> **Exercise details**: Print the listing in full, keeping every line exactly as it is.

> **Information given**:
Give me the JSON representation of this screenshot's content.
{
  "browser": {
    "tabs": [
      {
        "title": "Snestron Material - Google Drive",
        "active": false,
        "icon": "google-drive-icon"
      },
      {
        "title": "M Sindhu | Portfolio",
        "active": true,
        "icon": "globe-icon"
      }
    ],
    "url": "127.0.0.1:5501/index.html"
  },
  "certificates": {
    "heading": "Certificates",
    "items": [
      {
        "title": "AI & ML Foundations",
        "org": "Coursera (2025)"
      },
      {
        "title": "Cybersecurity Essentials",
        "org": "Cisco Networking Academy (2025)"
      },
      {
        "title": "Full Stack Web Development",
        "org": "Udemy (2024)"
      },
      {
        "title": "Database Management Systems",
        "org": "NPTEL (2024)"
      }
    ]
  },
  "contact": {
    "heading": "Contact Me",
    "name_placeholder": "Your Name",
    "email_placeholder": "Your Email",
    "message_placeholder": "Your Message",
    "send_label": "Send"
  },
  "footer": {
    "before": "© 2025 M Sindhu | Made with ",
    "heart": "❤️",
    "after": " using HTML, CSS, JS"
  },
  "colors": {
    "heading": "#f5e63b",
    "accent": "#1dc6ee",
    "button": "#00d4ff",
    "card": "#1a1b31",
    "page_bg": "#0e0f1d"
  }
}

> **Task result**:
Give me the JSON representation of this screenshot's content.
{
  "browser": {
    "tabs": [
      {
        "title": "Snestron Material - Google Drive",
        "active": false,
        "icon": "google-drive-icon"
      },
      {
        "title": "M Sindhu | Portfolio",
        "active": true,
        "icon": "globe-icon"
      }
    ],
    "url": "127.0.0.1:5501/index.html"
  },
  "certificates": {
    "heading": "Certificates",
    "items": [
      {
        "title": "AI & ML Foundations",
        "org": "Coursera (2025)"
      },
      {
        "title": "Cybersecurity Essentials",
        "org": "Cisco Networking Academy (2025)"
      },
      {
        "title": "Full Stack Web Development",
        "org": "Udemy (2024)"
      },
      {
        "title": "Database Management Systems",
        "org": "NPTEL (2024)"
      }
    ]
  },
  "contact": {
    "heading": "Contact Me",
    "name_placeholder": "Your Name",
    "email_placeholder": "Your Email",
    "message_placeholder": "Your Message",
    "send_label": "Send"
  },
  "footer": {
    "before": "© 2025 M Sindhu | Made with ",
    "heart": "❤️",
    "after": " using HTML, CSS, JS"
  },
  "colors": {
    "heading": "#f5e63b",
    "accent": "#1dc6ee",
    "button": "#00d4ff",
    "card": "#1a1b31",
    "page_bg": "#0e0f1d"
  }
}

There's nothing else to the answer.